[THE INPUT — start]

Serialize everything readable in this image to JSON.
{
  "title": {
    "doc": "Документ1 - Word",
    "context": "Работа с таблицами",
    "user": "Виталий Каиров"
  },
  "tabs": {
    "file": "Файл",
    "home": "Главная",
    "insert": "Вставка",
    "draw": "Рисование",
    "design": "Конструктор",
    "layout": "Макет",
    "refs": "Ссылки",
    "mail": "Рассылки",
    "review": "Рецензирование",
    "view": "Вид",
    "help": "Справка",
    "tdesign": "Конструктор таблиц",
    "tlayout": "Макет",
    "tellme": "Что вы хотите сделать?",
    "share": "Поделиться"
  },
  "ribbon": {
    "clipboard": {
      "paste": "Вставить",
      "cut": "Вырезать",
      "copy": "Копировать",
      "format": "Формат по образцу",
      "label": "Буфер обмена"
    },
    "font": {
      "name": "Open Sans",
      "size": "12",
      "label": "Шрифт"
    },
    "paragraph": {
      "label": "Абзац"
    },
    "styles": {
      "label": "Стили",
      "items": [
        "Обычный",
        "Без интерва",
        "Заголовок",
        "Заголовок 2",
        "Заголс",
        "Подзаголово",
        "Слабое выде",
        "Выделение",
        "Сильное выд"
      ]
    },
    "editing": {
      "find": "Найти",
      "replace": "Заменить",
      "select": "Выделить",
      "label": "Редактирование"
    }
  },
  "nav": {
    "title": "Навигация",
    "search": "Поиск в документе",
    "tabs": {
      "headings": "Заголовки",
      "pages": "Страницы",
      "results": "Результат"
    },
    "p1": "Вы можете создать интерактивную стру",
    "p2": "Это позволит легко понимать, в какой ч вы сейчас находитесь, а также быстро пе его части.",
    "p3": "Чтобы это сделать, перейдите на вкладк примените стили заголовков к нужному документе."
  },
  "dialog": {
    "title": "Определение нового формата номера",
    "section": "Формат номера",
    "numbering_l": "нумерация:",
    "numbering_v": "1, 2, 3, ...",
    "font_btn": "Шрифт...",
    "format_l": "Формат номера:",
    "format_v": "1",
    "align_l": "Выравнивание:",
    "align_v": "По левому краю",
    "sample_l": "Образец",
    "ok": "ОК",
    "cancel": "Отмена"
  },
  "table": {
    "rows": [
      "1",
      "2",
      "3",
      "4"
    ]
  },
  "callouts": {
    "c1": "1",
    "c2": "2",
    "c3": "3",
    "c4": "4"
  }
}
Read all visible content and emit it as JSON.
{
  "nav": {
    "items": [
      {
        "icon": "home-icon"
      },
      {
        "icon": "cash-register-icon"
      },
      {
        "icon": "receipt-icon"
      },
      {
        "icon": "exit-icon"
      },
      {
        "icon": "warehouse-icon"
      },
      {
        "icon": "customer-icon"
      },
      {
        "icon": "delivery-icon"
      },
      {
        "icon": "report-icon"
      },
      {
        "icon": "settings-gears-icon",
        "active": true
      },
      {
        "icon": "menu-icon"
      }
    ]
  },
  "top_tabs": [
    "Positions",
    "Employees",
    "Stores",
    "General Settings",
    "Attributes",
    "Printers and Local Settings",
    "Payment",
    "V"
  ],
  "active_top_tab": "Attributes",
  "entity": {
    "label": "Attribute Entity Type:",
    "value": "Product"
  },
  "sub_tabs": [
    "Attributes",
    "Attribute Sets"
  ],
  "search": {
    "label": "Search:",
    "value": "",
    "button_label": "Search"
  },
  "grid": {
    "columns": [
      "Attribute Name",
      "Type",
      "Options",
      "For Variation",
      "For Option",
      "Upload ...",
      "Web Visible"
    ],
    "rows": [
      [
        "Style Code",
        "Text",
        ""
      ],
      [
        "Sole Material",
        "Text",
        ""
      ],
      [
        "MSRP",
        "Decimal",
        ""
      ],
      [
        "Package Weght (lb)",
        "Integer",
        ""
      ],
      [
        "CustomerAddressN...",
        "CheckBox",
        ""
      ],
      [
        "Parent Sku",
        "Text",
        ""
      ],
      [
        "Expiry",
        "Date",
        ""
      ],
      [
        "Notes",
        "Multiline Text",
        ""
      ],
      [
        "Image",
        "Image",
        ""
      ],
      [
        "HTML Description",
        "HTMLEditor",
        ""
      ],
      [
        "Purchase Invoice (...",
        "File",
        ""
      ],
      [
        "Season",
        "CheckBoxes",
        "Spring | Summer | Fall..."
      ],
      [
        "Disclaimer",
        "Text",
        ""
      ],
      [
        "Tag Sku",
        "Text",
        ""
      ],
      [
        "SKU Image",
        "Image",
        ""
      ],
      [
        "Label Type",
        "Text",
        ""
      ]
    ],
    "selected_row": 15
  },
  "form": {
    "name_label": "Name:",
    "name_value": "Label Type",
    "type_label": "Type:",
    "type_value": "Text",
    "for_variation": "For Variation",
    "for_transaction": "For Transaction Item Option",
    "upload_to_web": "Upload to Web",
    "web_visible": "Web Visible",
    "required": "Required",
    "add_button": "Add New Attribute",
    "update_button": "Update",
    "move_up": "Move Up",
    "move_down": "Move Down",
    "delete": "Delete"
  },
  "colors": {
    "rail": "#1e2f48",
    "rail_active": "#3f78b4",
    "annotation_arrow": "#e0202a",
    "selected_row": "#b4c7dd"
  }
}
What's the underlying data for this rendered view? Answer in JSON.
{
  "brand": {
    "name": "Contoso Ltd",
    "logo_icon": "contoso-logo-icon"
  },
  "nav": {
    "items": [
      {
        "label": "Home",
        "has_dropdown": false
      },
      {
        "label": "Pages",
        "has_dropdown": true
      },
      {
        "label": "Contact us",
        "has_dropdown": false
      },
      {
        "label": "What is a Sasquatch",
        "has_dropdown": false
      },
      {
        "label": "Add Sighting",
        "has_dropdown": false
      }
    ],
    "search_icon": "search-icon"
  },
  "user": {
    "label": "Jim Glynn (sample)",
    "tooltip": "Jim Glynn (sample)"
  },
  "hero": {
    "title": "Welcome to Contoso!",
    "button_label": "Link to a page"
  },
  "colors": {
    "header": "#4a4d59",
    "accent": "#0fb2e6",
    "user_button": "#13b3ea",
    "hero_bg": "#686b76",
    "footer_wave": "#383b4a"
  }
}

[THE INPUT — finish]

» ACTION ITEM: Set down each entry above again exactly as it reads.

» REPLY:
Serialize everything readable in this image to JSON.
{
  "title": {
    "doc": "Документ1 - Word",
    "context": "Работа с таблицами",
    "user": "Виталий Каиров"
  },
  "tabs": {
    "file": "Файл",
    "home": "Главная",
    "insert": "Вставка",
    "draw": "Рисование",
    "design": "Конструктор",
    "layout": "Макет",
    "refs": "Ссылки",
    "mail": "Рассылки",
    "review": "Рецензирование",
    "view": "Вид",
    "help": "Справка",
    "tdesign": "Конструктор таблиц",
    "tlayout": "Макет",
    "tellme": "Что вы хотите сделать?",
    "share": "Поделиться"
  },
  "ribbon": {
    "clipboard": {
      "paste": "Вставить",
      "cut": "Вырезать",
      "copy": "Копировать",
      "format": "Формат по образцу",
      "label": "Буфер обмена"
    },
    "font": {
      "name": "Open Sans",
      "size": "12",
      "label": "Шрифт"
    },
    "paragraph": {
      "label": "Абзац"
    },
    "styles": {
      "label": "Стили",
      "items": [
        "Обычный",
        "Без интерва",
        "Заголовок",
        "Заголовок 2",
        "Заголс",
        "Подзаголово",
        "Слабое выде",
        "Выделение",
        "Сильное выд"
      ]
    },
    "editing": {
      "find": "Найти",
      "replace": "Заменить",
      "select": "Выделить",
      "label": "Редактирование"
    }
  },
  "nav": {
    "title": "Навигация",
    "search": "Поиск в документе",
    "tabs": {
      "headings": "Заголовки",
      "pages": "Страницы",
      "results": "Результат"
    },
    "p1": "Вы можете создать интерактивную стру",
    "p2": "Это позволит легко понимать, в какой ч вы сейчас находитесь, а также быстро пе его части.",
    "p3": "Чтобы это сделать, перейдите на вкладк примените стили заголовков к нужному документе."
  },
  "dialog": {
    "title": "Определение нового формата номера",
    "section": "Формат номера",
    "numbering_l": "нумерация:",
    "numbering_v": "1, 2, 3, ...",
    "font_btn": "Шрифт...",
    "format_l": "Формат номера:",
    "format_v": "1",
    "align_l": "Выравнивание:",
    "align_v": "По левому краю",
    "sample_l": "Образец",
    "ok": "ОК",
    "cancel": "Отмена"
  },
  "table": {
    "rows": [
      "1",
      "2",
      "3",
      "4"
    ]
  },
  "callouts": {
    "c1": "1",
    "c2": "2",
    "c3": "3",
    "c4": "4"
  }
}
Read all visible content and emit it as JSON.
{
  "nav": {
    "items": [
      {
        "icon": "home-icon"
      },
      {
        "icon": "cash-register-icon"
      },
      {
        "icon": "receipt-icon"
      },
      {
        "icon": "exit-icon"
      },
      {
        "icon": "warehouse-icon"
      },
      {
        "icon": "customer-icon"
      },
      {
        "icon": "delivery-icon"
      },
      {
        "icon": "report-icon"
      },
      {
        "icon": "settings-gears-icon",
        "active": true
      },
      {
        "icon": "menu-icon"
      }
    ]
  },
  "top_tabs": [
    "Positions",
    "Employees",
    "Stores",
    "General Settings",
    "Attributes",
    "Printers and Local Settings",
    "Payment",
    "V"
  ],
  "active_top_tab": "Attributes",
  "entity": {
    "label": "Attribute Entity Type:",
    "value": "Product"
  },
  "sub_tabs": [
    "Attributes",
    "Attribute Sets"
  ],
  "search": {
    "label": "Search:",
    "value": "",
    "button_label": "Search"
  },
  "grid": {
    "columns": [
      "Attribute Name",
      "Type",
      "Options",
      "For Variation",
      "For Option",
      "Upload ...",
      "Web Visible"
    ],
    "rows": [
      [
        "Style Code",
        "Text",
        ""
      ],
      [
        "Sole Material",
        "Text",
        ""
      ],
      [
        "MSRP",
        "Decimal",
        ""
      ],
      [
        "Package Weght (lb)",
        "Integer",
        ""
      ],
      [
        "CustomerAddressN...",
        "CheckBox",
        ""
      ],
      [
        "Parent Sku",
        "Text",
        ""
      ],
      [
        "Expiry",
        "Date",
        ""
      ],
      [
        "Notes",
        "Multiline Text",
        ""
      ],
      [
        "Image",
        "Image",
        ""
      ],
      [
        "HTML Description",
        "HTMLEditor",
        ""
      ],
      [
        "Purchase Invoice (...",
        "File",
        ""
      ],
      [
        "Season",
        "CheckBoxes",
        "Spring | Summer | Fall..."
      ],
      [
        "Disclaimer",
        "Text",
        ""
      ],
      [
        "Tag Sku",
        "Text",
        ""
      ],
      [
        "SKU Image",
        "Image",
        ""
      ],
      [
        "Label Type",
        "Text",
        ""
      ]
    ],
    "selected_row": 15
  },
  "form": {
    "name_label": "Name:",
    "name_value": "Label Type",
    "type_label": "Type:",
    "type_value": "Text",
    "for_variation": "For Variation",
    "for_transaction": "For Transaction Item Option",
    "upload_to_web": "Upload to Web",
    "web_visible": "Web Visible",
    "required": "Required",
    "add_button": "Add New Attribute",
    "update_button": "Update",
    "move_up": "Move Up",
    "move_down": "Move Down",
    "delete": "Delete"
  },
  "colors": {
    "rail": "#1e2f48",
    "rail_active": "#3f78b4",
    "annotation_arrow": "#e0202a",
    "selected_row": "#b4c7dd"
  }
}
What's the underlying data for this rendered view? Answer in JSON.
{
  "brand": {
    "name": "Contoso Ltd",
    "logo_icon": "contoso-logo-icon"
  },
  "nav": {
    "items": [
      {
        "label": "Home",
        "has_dropdown": false
      },
      {
        "label": "Pages",
        "has_dropdown": true
      },
      {
        "label": "Contact us",
        "has_dropdown": false
      },
      {
        "label": "What is a Sasquatch",
        "has_dropdown": false
      },
      {
        "label": "Add Sighting",
        "has_dropdown": false
      }
    ],
    "search_icon": "search-icon"
  },
  "user": {
    "label": "Jim Glynn (sample)",
    "tooltip": "Jim Glynn (sample)"
  },
  "hero": {
    "title": "Welcome to Contoso!",
    "button_label": "Link to a page"
  },
  "colors": {
    "header": "#4a4d59",
    "accent": "#0fb2e6",
    "user_button": "#13b3ea",
    "hero_bg": "#686b76",
    "footer_wave": "#383b4a"
  }
}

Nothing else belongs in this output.